Katie Turner asked if the proclamation is addressed in the Forum Bylaws. The Chair said that the proclamation is not addressed but is available to the Forum. He said that the proclamation would put forth the conditions under which privatization would be acceptable to the Forum. Turner asked that the words “rather than ideology” be struck from the proclamation. The Chair agreed to this friendly amendment. Ben Triplett voiced concern that the proclamation would affect discussions with the Administration in a negative way. Turner moved to close discussion, which was approved with two against. The motion to adopt the proclamation was made by Katie Turner and seconded by Jackie Overton. Twenty-two delegates voted in favor, with two opposing and two abstaining. The motion was approved.
Katie Turner asked to allow Student Stores employees the opportunity to speak on their work supporting students. Don Hamm from Accounts Payable said that he did not want to lose his job through privatization, which did not seem right to him. Don Morelock of Accounting said that he had worked 18 years with Student Stores. He said his seniority would be lost if the Stores were privatized. He loves his job and works hard to meet the needs of students. He said that staff at other institutions in which Follett has taken over have seen skeleton staff providing inferior service to customers. He said that the Bull’s Head Bookshop represents the public face of the University. Another Student Services employee said that the University had fired Follett for being too expensive in a previous effort. He said that the company did not deliver savings to pass onto students.

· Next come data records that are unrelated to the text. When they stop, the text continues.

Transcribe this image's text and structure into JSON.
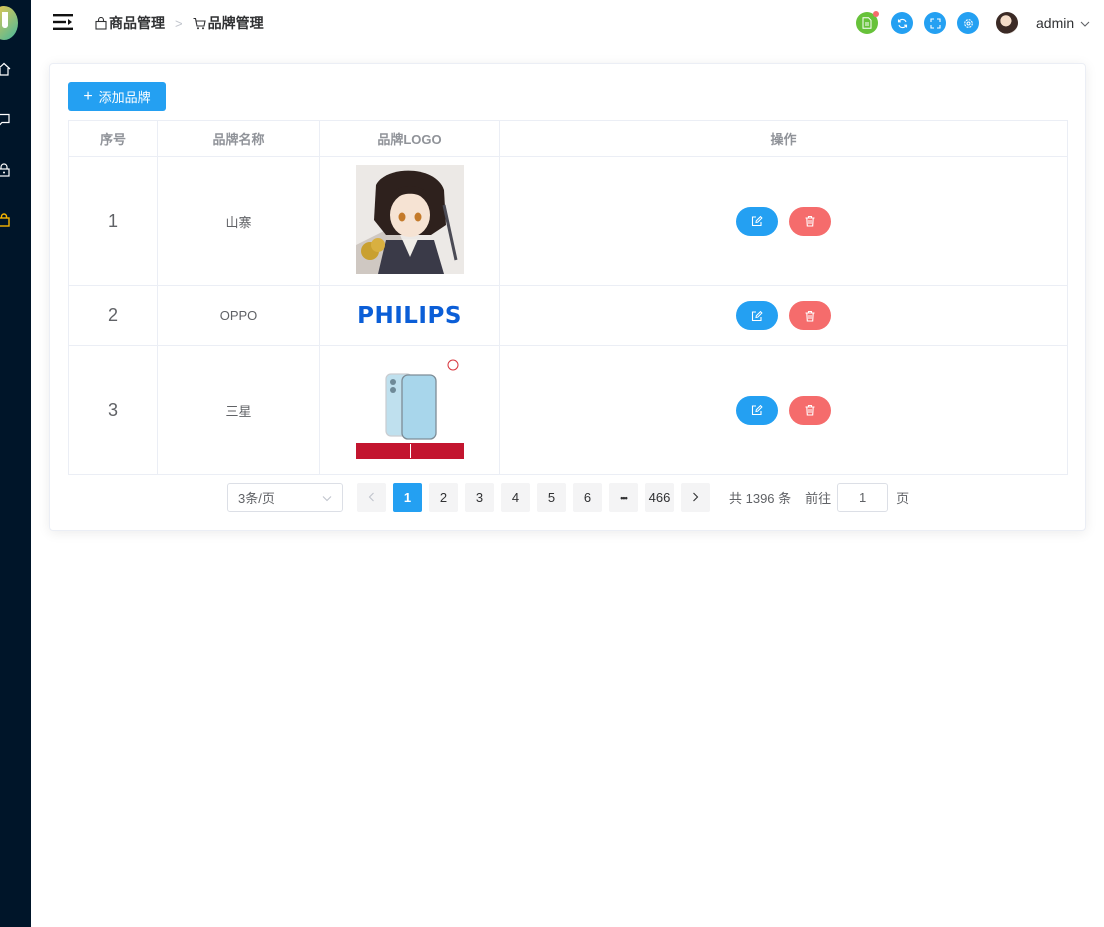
{
  "sidebar": {
    "items": [
      {
        "icon": "home-icon"
      },
      {
        "icon": "message-icon"
      },
      {
        "icon": "lock-icon"
      },
      {
        "icon": "shopping-bag-icon",
        "active": true
      }
    ]
  },
  "header": {
    "breadcrumb": [
      {
        "label": "商品管理",
        "icon": "bag-icon"
      },
      {
        "label": "品牌管理",
        "icon": "cart-icon"
      }
    ],
    "tools": [
      {
        "icon": "document-icon",
        "color": "#67c23a"
      },
      {
        "icon": "refresh-icon",
        "color": "#24a0f2"
      },
      {
        "icon": "fullscreen-icon",
        "color": "#24a0f2"
      },
      {
        "icon": "settings-icon",
        "color": "#24a0f2"
      }
    ],
    "user": "admin"
  },
  "toolbar": {
    "add_label": "添加品牌"
  },
  "table": {
    "columns": [
      "序号",
      "品牌名称",
      "品牌LOGO",
      "操作"
    ],
    "rows": [
      {
        "index": "1",
        "name": "山寨",
        "logo": "anime-character-image"
      },
      {
        "index": "2",
        "name": "OPPO",
        "logo": "PHILIPS"
      },
      {
        "index": "3",
        "name": "三星",
        "logo": "phone-product-image"
      }
    ]
  },
  "pagination": {
    "page_size": "3条/页",
    "pages": [
      "1",
      "2",
      "3",
      "4",
      "5",
      "6"
    ],
    "ellipsis": "•••",
    "last_page": "466",
    "current": "1",
    "total": "共 1396 条",
    "goto_label": "前往",
    "goto_value": "1",
    "page_suffix": "页"
  },
  "colors": {
    "primary": "#24a0f2",
    "danger": "#f56c6c",
    "success": "#67c23a",
    "sidebar": "#001529"
  }
}
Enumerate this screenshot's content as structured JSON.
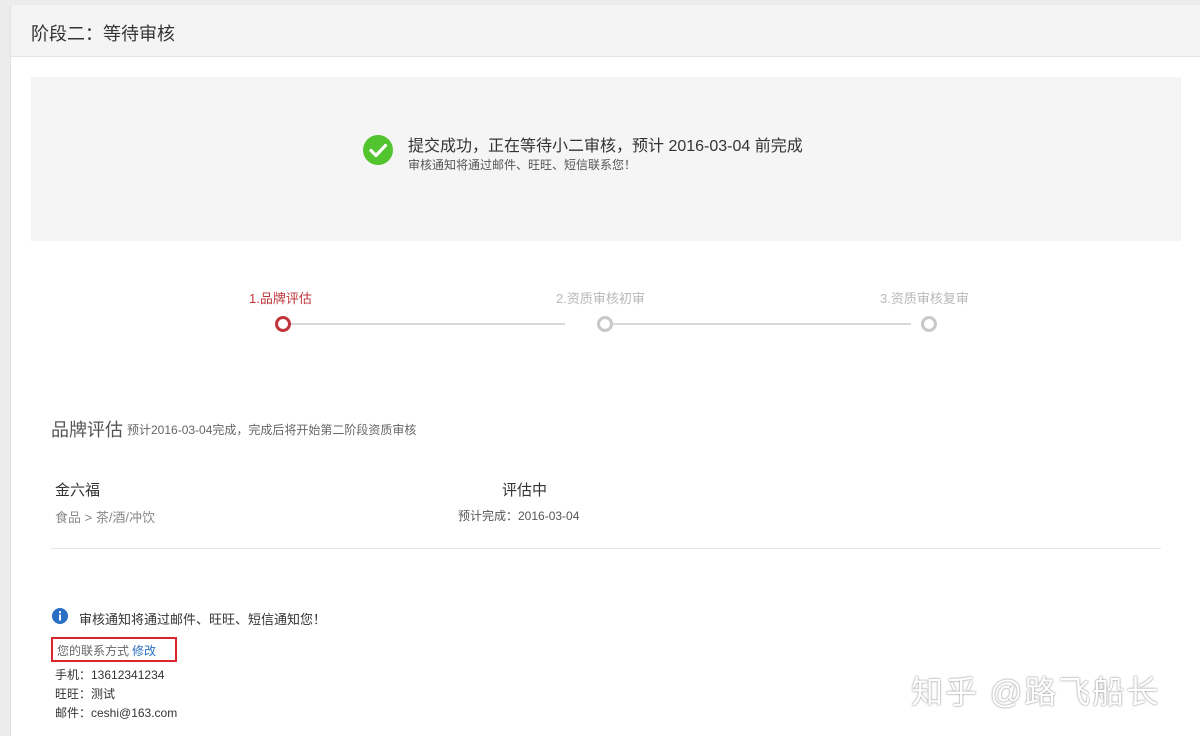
{
  "header": {
    "title": "阶段二：等待审核"
  },
  "notice": {
    "main": "提交成功，正在等待小二审核，预计 2016-03-04 前完成",
    "sub": "审核通知将通过邮件、旺旺、短信联系您！"
  },
  "steps": [
    {
      "label": "1.品牌评估",
      "state": "active"
    },
    {
      "label": "2.资质审核初审",
      "state": "pending"
    },
    {
      "label": "3.资质审核复审",
      "state": "pending"
    }
  ],
  "section": {
    "title": "品牌评估",
    "desc": "预计2016-03-04完成，完成后将开始第二阶段资质审核"
  },
  "brand": {
    "name": "金六福",
    "category": "食品 > 茶/酒/冲饮",
    "status": "评估中",
    "expected": "预计完成：2016-03-04"
  },
  "info": {
    "text": "审核通知将通过邮件、旺旺、短信通知您！"
  },
  "contact": {
    "label": "您的联系方式",
    "edit_label": "修改",
    "phone": "手机：13612341234",
    "wangwang": "旺旺：测试",
    "email": "邮件：ceshi@163.com"
  },
  "watermark": "知乎 @路飞船长",
  "colors": {
    "accent_red": "#c0343b",
    "success_green": "#52c42f",
    "info_blue": "#2a6fc2"
  }
}
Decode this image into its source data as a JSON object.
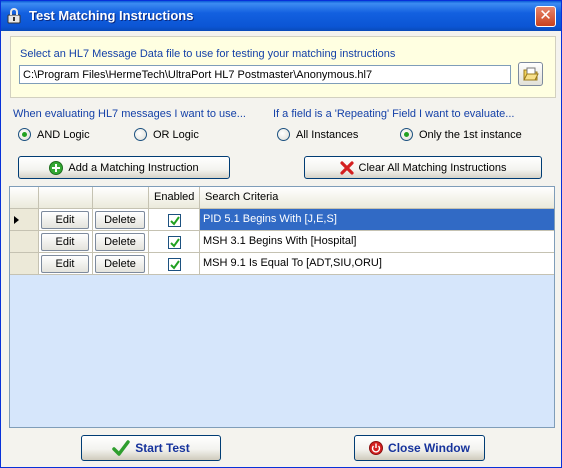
{
  "window": {
    "title": "Test Matching Instructions",
    "close_glyph": "✕"
  },
  "file_section": {
    "prompt": "Select an HL7 Message Data file to use for testing your matching instructions",
    "file_path": "C:\\Program Files\\HermeTech\\UltraPort HL7 Postmaster\\Anonymous.hl7",
    "browse_icon": "open-folder-icon"
  },
  "logic_section": {
    "label": "When evaluating HL7 messages I want to use...",
    "options": [
      {
        "label": "AND Logic",
        "checked": true
      },
      {
        "label": "OR Logic",
        "checked": false
      }
    ]
  },
  "repeat_section": {
    "label": "If a field is a 'Repeating' Field I want to evaluate...",
    "options": [
      {
        "label": "All Instances",
        "checked": false
      },
      {
        "label": "Only the 1st instance",
        "checked": true
      }
    ]
  },
  "actions": {
    "add_label": "Add a Matching Instruction",
    "clear_label": "Clear All Matching Instructions"
  },
  "grid": {
    "columns": {
      "enabled": "Enabled",
      "criteria": "Search Criteria"
    },
    "edit_label": "Edit",
    "delete_label": "Delete",
    "rows": [
      {
        "criteria": "PID 5.1 Begins With [J,E,S]",
        "enabled": true,
        "selected": true
      },
      {
        "criteria": "MSH 3.1 Begins With [Hospital]",
        "enabled": true,
        "selected": false
      },
      {
        "criteria": "MSH 9.1 Is Equal To [ADT,SIU,ORU]",
        "enabled": true,
        "selected": false
      }
    ]
  },
  "footer": {
    "start_label": "Start Test",
    "close_label": "Close Window"
  },
  "colors": {
    "title_bar": "#0b55d4",
    "label_blue": "#1541a8",
    "selection": "#316ac5",
    "grid_background": "#d6e6fb",
    "file_panel": "#ffffe1"
  }
}
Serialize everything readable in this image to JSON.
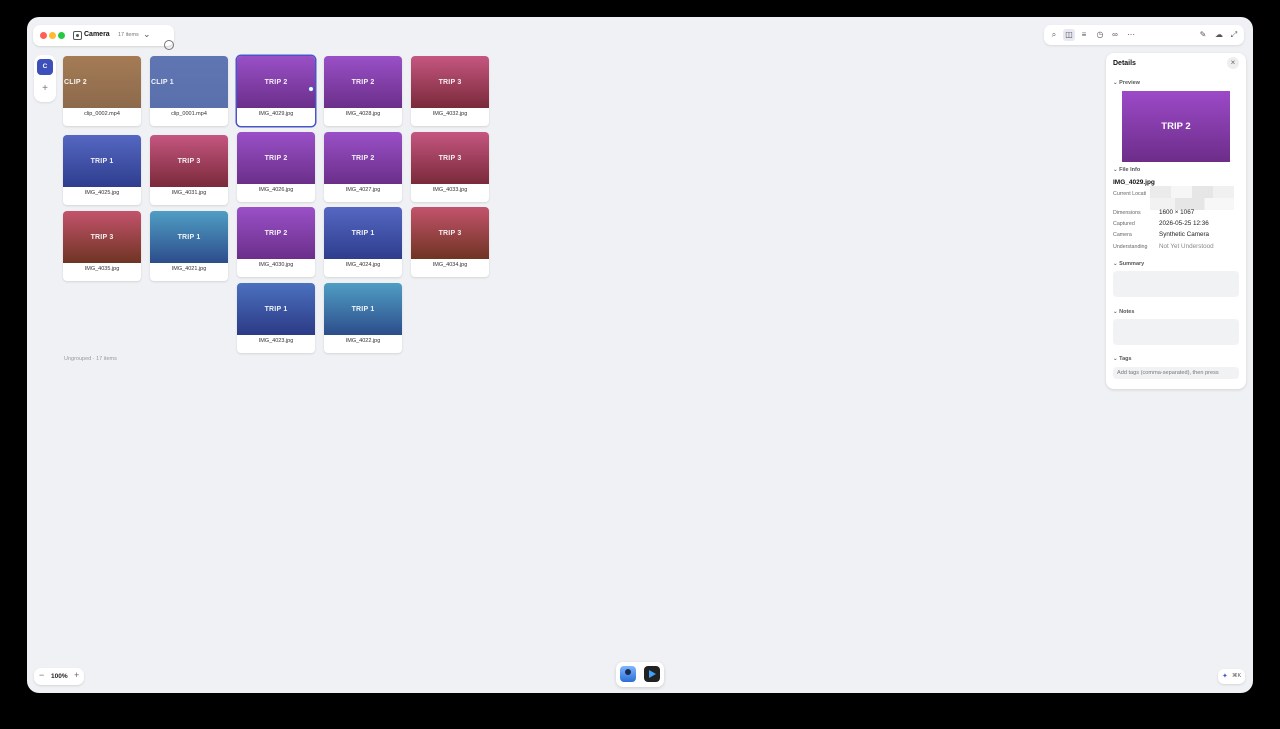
{
  "header": {
    "app_name": "Camera",
    "item_count": "17 items"
  },
  "rail": {
    "collection_initial": "C",
    "add_label": "+"
  },
  "grid": {
    "items": [
      {
        "label": "CLIP 2",
        "name": "clip_0002.mp4"
      },
      {
        "label": "CLIP 1",
        "name": "clip_0001.mp4"
      },
      {
        "label": "TRIP 2",
        "name": "IMG_4029.jpg"
      },
      {
        "label": "TRIP 2",
        "name": "IMG_4028.jpg"
      },
      {
        "label": "TRIP 3",
        "name": "IMG_4032.jpg"
      },
      {
        "label": "TRIP 1",
        "name": "IMG_4025.jpg"
      },
      {
        "label": "TRIP 3",
        "name": "IMG_4031.jpg"
      },
      {
        "label": "TRIP 2",
        "name": "IMG_4026.jpg"
      },
      {
        "label": "TRIP 2",
        "name": "IMG_4027.jpg"
      },
      {
        "label": "TRIP 3",
        "name": "IMG_4033.jpg"
      },
      {
        "label": "TRIP 3",
        "name": "IMG_4035.jpg"
      },
      {
        "label": "TRIP 1",
        "name": "IMG_4021.jpg"
      },
      {
        "label": "TRIP 2",
        "name": "IMG_4030.jpg"
      },
      {
        "label": "TRIP 1",
        "name": "IMG_4024.jpg"
      },
      {
        "label": "TRIP 3",
        "name": "IMG_4034.jpg"
      },
      {
        "label": "TRIP 1",
        "name": "IMG_4023.jpg"
      },
      {
        "label": "TRIP 1",
        "name": "IMG_4022.jpg"
      }
    ],
    "group_label": "Ungrouped · 17 items"
  },
  "details": {
    "title": "Details",
    "close": "×",
    "preview_section": "Preview",
    "preview_label": "TRIP 2",
    "file_info_section": "File Info",
    "file_name": "IMG_4029.jpg",
    "current_location_label": "Current Locati",
    "dimensions_label": "Dimensions",
    "dimensions_value": "1600 × 1067",
    "captured_label": "Captured",
    "captured_value": "2026-05-25 12:36",
    "camera_label": "Camera",
    "camera_value": "Synthetic Camera",
    "understanding_label": "Understanding",
    "understanding_value": "Not Yet Understood",
    "summary_section": "Summary",
    "notes_section": "Notes",
    "tags_section": "Tags",
    "tags_placeholder": "Add tags (comma-separated), then press"
  },
  "zoom": {
    "value": "100%",
    "minus": "−",
    "plus": "+"
  },
  "shortcut": {
    "key": "⌘K"
  }
}
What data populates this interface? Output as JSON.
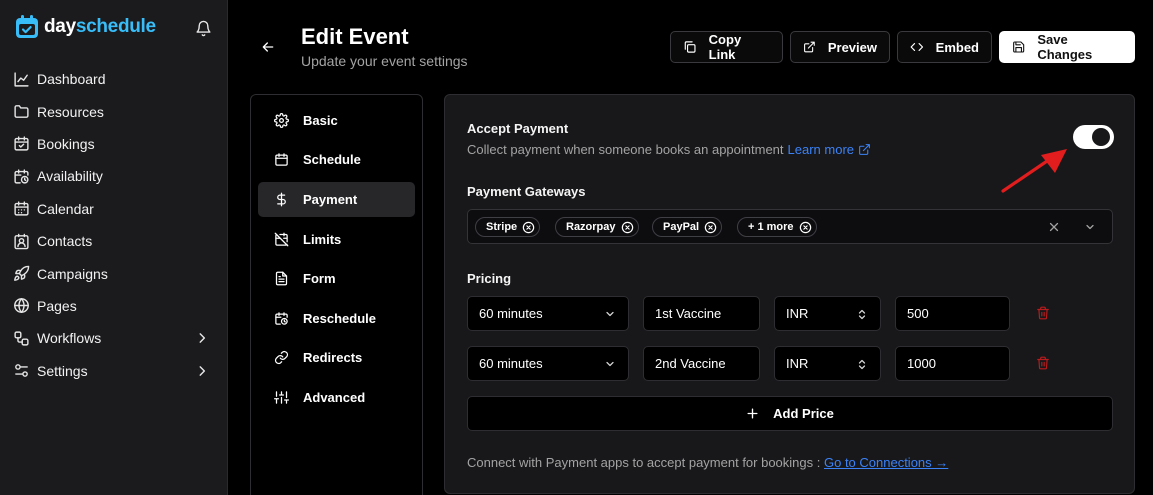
{
  "app": {
    "logo_plain": "day",
    "logo_accent": "schedule"
  },
  "sidebar": {
    "items": [
      {
        "label": "Dashboard",
        "icon": "chart-line-icon"
      },
      {
        "label": "Resources",
        "icon": "folder-icon"
      },
      {
        "label": "Bookings",
        "icon": "calendar-check-icon"
      },
      {
        "label": "Availability",
        "icon": "calendar-clock-icon"
      },
      {
        "label": "Calendar",
        "icon": "calendar-icon"
      },
      {
        "label": "Contacts",
        "icon": "contact-icon"
      },
      {
        "label": "Campaigns",
        "icon": "rocket-icon"
      },
      {
        "label": "Pages",
        "icon": "globe-icon"
      },
      {
        "label": "Workflows",
        "icon": "workflow-icon"
      },
      {
        "label": "Settings",
        "icon": "sliders-icon"
      }
    ]
  },
  "header": {
    "title": "Edit Event",
    "subtitle": "Update your event settings",
    "copy_link": "Copy Link",
    "preview": "Preview",
    "embed": "Embed",
    "save": "Save Changes"
  },
  "settings_menu": {
    "items": [
      "Basic",
      "Schedule",
      "Payment",
      "Limits",
      "Form",
      "Reschedule",
      "Redirects",
      "Advanced"
    ],
    "active": "Payment"
  },
  "payment": {
    "accept_label": "Accept Payment",
    "accept_desc": "Collect payment when someone books an appointment",
    "learn_more": "Learn more",
    "accept_enabled": true,
    "gateways_label": "Payment Gateways",
    "gateways": [
      "Stripe",
      "Razorpay",
      "PayPal",
      "+ 1 more"
    ],
    "pricing_label": "Pricing",
    "pricing": [
      {
        "duration": "60 minutes",
        "name": "1st Vaccine",
        "currency": "INR",
        "amount": "500"
      },
      {
        "duration": "60 minutes",
        "name": "2nd Vaccine",
        "currency": "INR",
        "amount": "1000"
      }
    ],
    "add_price": "Add Price",
    "connect_text": "Connect with Payment apps to accept payment for bookings : ",
    "connect_link": "Go to Connections →"
  },
  "colors": {
    "accent_blue": "#3b82f6",
    "logo_blue": "#38bdf8",
    "danger_red": "#b91c1c",
    "arrow_red": "#e11d1d"
  }
}
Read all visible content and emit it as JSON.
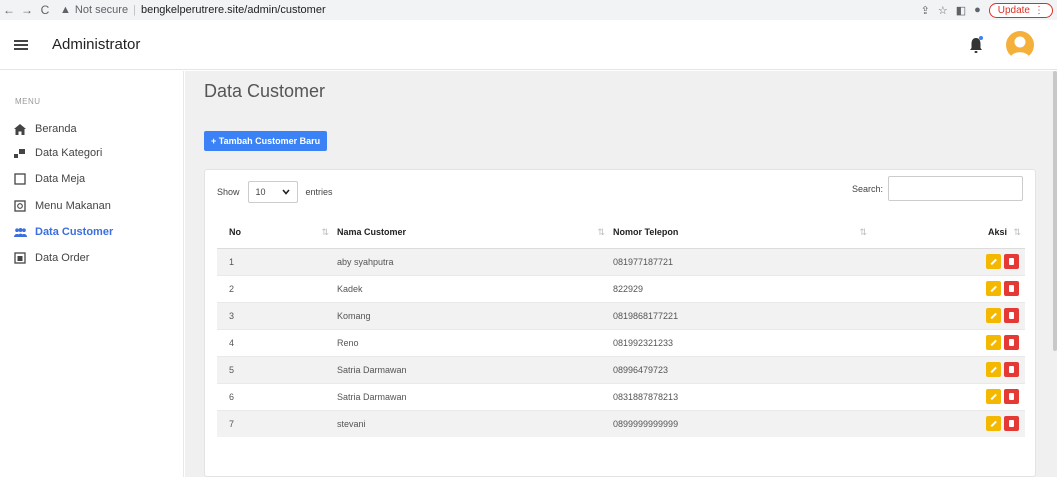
{
  "browser": {
    "security_label": "Not secure",
    "url": "bengkelperutrere.site/admin/customer",
    "update_label": "Update"
  },
  "header": {
    "app_title": "Administrator"
  },
  "sidebar": {
    "menu_label": "MENU",
    "items": [
      {
        "label": "Beranda",
        "icon": "home-icon"
      },
      {
        "label": "Data Kategori",
        "icon": "chart-icon"
      },
      {
        "label": "Data Meja",
        "icon": "table-icon"
      },
      {
        "label": "Menu Makanan",
        "icon": "food-menu-icon"
      },
      {
        "label": "Data Customer",
        "icon": "users-icon",
        "active": true
      },
      {
        "label": "Data Order",
        "icon": "order-icon"
      }
    ]
  },
  "main": {
    "title": "Data Customer",
    "add_button": "+ Tambah Customer Baru",
    "show_label": "Show",
    "entries_value": "10",
    "entries_label": "entries",
    "search_label": "Search:",
    "columns": [
      "No",
      "Nama Customer",
      "Nomor Telepon",
      "Aksi"
    ],
    "rows": [
      {
        "no": "1",
        "name": "aby syahputra",
        "phone": "081977187721"
      },
      {
        "no": "2",
        "name": "Kadek",
        "phone": "822929"
      },
      {
        "no": "3",
        "name": "Komang",
        "phone": "0819868177221"
      },
      {
        "no": "4",
        "name": "Reno",
        "phone": "081992321233"
      },
      {
        "no": "5",
        "name": "Satria Darmawan",
        "phone": "08996479723"
      },
      {
        "no": "6",
        "name": "Satria Darmawan",
        "phone": "0831887878213"
      },
      {
        "no": "7",
        "name": "stevani",
        "phone": "0899999999999"
      }
    ]
  },
  "colors": {
    "primary": "#3b82f6",
    "edit": "#f5b800",
    "delete": "#e53935",
    "active_nav": "#3b6fe0"
  }
}
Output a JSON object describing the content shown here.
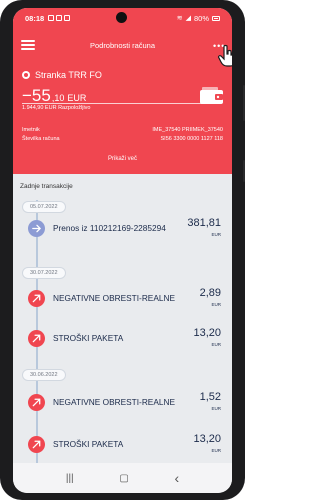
{
  "status_bar": {
    "time": "08:18",
    "battery": "80%"
  },
  "header": {
    "title": "Podrobnosti računa",
    "account_name": "Stranka TRR FO",
    "balance_int": "−55",
    "balance_dec": ",10",
    "balance_currency": "EUR",
    "available": "1.944,90 EUR Razpoložljivo",
    "info": [
      {
        "label": "Imetnik",
        "value": "IME_37540 PRIIMEK_37540"
      },
      {
        "label": "Številka računa",
        "value": "SI56 3300 0000 1127 118"
      }
    ],
    "show_more": "Prikaži več"
  },
  "transactions": {
    "section_title": "Zadnje transakcije",
    "groups": [
      {
        "date": "05.07.2022",
        "items": [
          {
            "name": "Prenos iz 110212169-2285294",
            "amount": "381,81",
            "currency": "EUR",
            "icon": "incoming-transfer-icon"
          }
        ]
      },
      {
        "date": "30.07.2022",
        "items": [
          {
            "name": "NEGATIVNE OBRESTI-REALNE",
            "amount": "2,89",
            "currency": "EUR",
            "icon": "outgoing-payment-icon"
          },
          {
            "name": "STROŠKI PAKETA",
            "amount": "13,20",
            "currency": "EUR",
            "icon": "outgoing-payment-icon"
          }
        ]
      },
      {
        "date": "30.06.2022",
        "items": [
          {
            "name": "NEGATIVNE OBRESTI-REALNE",
            "amount": "1,52",
            "currency": "EUR",
            "icon": "outgoing-payment-icon"
          },
          {
            "name": "STROŠKI PAKETA",
            "amount": "13,20",
            "currency": "EUR",
            "icon": "outgoing-payment-icon"
          }
        ]
      }
    ]
  },
  "nav": {
    "recents": "|||",
    "home": "▢",
    "back": "‹"
  },
  "colors": {
    "brand": "#f04650",
    "incoming": "#8c9bd4",
    "outgoing": "#f04650",
    "text": "#1b2a4a"
  }
}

Kathy Ramsey asked if the unsolicited bid was on-line. It was noted that the bid had been leaked and was available through the internet.
Katie Turner read resolution 15-04 regarding the Student Stores situation, on first reading. Shayna Hill asked if the University had received proposals from companies other than Follett. Turner said that Barnes & Noble and Amazon have each submitted proposals. The Chair said that the Forum’s duty as an advisory body to the Chancellor is to establish what should be done with respect to these issues. Turner recalled obtaining details for the resolution from meetings with Clerical/Secretarial employees (Forum Division 6). The Chair said that Forum delegates have the power and responsibility to find out what is going on in this matter.
Ben Triplett objected to the rapidity with which the resolution was being introduced and submitted for approval. He saw no compelling reason for the rush. Turner said that there are estimates that the RFP process will be completed by February.
The Chair asked if the Forum wanted to wait for more information or to do something now. He said that the Forum needs more background to represent staff. He thought it best for the Forum to draw a line on this question now.
Katie Turner moved to suspend the rules and consider resolution 15-04 on second reading. There were 24 votes in favor of this motion with two abstentions.
Shayna Hill moved to approve the text of resolution 15-04, seconded by Jackie Overton. Twenty-five delegates voted in favor, with two abstaining. The resolution thus passed.
Ron Campbell confirmed that the resolution would be sent to the Chancellor and her designees.
Clare Counihan noted that the Forum usually has a procedure for discussion of issues of substance, involving discussion two weeks prior to general meetings at Executive Committee meetings. The Chair said that the Bylaws were not violated by the Forum’s action to consider this issue given the urgent need for action.
Jim Fuller noted that the October 13th Carolina Blood Drive would take place in the Great Hall of the Student Union. He asked delegates to participate if possible.
In the absence of further discussion, the meeting adjourned by acclamation at 11:39 a.m.
Matt Banks, Recording Secretary